Study: Project Handover
How can we hand over projects better
How do we improve the transition of a project from the project team delivering in a project life cycle to the end users’ business-as-usual activities, to ensure the realisation of the benefits the project set out to achieve?
Why is it important?
Billions of pounds and huge amounts of working hours are spent on delivering projects. Extensive work has been carried out by numerous organisations, including APM on how to best manage them. Processes have been developed and refined and continue to be reviewed looking for continuous improvement and incremental efficiencies. In many instances there is an understanding of how a project or programme should be run and yet reports persist of project failure or underperformance.
Reports such as the Latham and Egan reports in construction, the National Audit Office’s reviews of major projects and initiatives such as Soft Landings and Government Soft Landings put forward recommendations of good practice but the adoption of these recommendations does not always occur consistently or sufficiently.
In short, projects are sometimes not delivered well.
To add further complexity, a project can be well delivered in of itself but that doesn’t necessarily mean it will deliver the benefits to the end users who commissioned it in the first place.

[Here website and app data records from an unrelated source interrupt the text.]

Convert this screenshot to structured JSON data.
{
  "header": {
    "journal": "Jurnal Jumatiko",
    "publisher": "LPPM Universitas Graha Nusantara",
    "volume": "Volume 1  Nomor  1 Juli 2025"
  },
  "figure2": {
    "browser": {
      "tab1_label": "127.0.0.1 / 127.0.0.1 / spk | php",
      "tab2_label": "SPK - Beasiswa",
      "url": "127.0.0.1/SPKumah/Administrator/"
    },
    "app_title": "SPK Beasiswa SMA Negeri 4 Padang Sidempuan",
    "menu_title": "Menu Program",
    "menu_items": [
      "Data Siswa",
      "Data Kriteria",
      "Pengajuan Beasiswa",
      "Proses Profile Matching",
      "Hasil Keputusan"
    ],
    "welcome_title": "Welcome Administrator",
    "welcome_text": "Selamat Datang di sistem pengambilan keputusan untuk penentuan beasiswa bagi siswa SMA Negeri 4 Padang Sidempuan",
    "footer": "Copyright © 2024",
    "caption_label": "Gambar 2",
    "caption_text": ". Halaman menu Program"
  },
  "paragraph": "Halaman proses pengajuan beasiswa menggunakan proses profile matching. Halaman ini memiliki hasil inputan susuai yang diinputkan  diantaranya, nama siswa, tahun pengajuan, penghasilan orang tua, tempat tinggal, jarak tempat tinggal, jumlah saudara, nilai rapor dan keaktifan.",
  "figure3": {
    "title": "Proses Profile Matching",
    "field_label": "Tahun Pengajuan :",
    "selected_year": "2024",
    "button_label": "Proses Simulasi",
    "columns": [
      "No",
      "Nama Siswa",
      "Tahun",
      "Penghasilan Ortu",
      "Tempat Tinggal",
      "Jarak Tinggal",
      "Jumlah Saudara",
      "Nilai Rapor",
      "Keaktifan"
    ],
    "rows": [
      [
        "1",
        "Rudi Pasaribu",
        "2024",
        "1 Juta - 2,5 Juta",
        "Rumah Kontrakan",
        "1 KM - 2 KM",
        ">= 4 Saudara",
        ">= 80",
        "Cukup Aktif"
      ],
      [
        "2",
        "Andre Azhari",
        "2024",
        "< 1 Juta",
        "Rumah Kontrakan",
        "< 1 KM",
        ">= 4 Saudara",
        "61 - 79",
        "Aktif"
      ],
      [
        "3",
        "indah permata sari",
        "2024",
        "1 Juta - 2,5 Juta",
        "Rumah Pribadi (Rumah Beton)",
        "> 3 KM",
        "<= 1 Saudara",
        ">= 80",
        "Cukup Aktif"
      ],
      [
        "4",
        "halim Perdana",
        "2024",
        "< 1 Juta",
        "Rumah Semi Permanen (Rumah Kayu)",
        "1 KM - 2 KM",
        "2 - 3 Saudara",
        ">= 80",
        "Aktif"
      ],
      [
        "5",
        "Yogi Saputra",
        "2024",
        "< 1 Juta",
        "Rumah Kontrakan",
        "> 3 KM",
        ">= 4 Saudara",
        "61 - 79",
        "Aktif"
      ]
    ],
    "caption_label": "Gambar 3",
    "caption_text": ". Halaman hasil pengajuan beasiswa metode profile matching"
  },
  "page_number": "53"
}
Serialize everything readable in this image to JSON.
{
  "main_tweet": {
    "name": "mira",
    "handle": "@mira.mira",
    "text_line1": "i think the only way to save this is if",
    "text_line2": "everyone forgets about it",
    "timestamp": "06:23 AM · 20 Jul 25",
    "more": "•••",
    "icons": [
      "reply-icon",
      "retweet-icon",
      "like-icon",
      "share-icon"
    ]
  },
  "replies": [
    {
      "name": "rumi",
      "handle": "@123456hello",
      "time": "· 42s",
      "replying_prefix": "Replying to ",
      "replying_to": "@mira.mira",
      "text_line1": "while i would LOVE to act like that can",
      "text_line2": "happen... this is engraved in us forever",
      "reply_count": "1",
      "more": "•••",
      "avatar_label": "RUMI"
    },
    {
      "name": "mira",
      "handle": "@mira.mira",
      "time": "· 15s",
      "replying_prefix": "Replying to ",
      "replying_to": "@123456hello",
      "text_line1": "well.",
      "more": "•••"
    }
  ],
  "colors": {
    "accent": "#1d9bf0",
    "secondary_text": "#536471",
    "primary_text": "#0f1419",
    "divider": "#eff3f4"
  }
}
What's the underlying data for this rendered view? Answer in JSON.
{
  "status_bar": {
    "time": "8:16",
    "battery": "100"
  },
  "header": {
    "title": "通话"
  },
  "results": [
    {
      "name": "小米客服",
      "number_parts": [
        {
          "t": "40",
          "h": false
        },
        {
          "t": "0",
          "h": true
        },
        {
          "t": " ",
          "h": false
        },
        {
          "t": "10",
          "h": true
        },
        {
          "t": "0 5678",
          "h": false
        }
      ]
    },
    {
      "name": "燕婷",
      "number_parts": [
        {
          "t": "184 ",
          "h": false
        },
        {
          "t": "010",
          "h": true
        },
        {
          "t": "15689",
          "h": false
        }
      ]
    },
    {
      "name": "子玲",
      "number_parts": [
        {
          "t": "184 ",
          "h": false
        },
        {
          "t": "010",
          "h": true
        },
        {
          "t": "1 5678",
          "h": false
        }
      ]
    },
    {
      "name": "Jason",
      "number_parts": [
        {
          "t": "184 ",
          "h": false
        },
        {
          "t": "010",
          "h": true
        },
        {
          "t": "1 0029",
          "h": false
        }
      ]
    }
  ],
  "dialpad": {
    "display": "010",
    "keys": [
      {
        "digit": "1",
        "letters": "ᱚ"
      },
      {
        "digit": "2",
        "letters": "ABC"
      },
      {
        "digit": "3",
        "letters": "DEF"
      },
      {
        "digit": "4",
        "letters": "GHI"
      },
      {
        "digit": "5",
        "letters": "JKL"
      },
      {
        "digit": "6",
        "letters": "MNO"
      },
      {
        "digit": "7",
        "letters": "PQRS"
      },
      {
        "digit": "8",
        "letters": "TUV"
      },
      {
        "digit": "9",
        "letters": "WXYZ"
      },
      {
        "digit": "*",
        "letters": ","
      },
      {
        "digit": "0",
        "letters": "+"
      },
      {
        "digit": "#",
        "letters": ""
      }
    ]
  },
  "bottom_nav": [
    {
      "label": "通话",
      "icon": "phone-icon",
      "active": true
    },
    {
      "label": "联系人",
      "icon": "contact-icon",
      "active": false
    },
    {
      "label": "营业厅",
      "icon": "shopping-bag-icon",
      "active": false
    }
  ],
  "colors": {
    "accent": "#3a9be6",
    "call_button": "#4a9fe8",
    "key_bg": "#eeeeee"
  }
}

The importance of this research topic is therefore to look at and share good practice in passing the project from the project delivery team to the end users so they can get the benefits they set out to achieve in the first place. Otherwise all the time and effort has been wasted.
Who is the intended audience?
Anyone involved in commissioning, delivering or receiving the outputs of projects.
- Construction project teams – there is an industry drive currently to better manage transitions and design and deliver buildings properly. Government Soft Landings will be mandated on all Central Government projects from April 2016 and the construction industry is increasingly being required at procurement stage to demonstrate commitment to improved knowledge transfer and handovers.
- Senior project professionals, influencers and clients. The research is designed to provide guidance on how to improve outcomes. This most benefits the recipients and commissioners of projects.
- APM members – the output of the research will be advice and guidance for project managers.
How can I take part in the research or find out more?
Contact Owen Anthony on email@example.com or 07850741543. Case studies, personal experience and anecdotal evidence of both good and bad practice will be invaluable to support the research programme. If you would prefer to remain anonymous when providing examples of successes (or more likely failures), that will not be a problem.
What are the benefits in taking part?
The outputs will be shared with all APM members whether you take part or not but the main benefit of contributing is that your voice will be heard and your examples of lessons learned can inform the output of the research project. The more evidence and data on which we can base the findings of the report, the more useful and likely it will be that the findings will be correct and valuable for future projects. Ultimately, if the research contributes to better outcomes, it improves the reputation and perceived value of the profession as a whole.
Who is the research lead?
The research is led by Owen Anthony, an experienced project management practitioner, who as well as being a full member of APM is also a member of the Soft Landings User Group.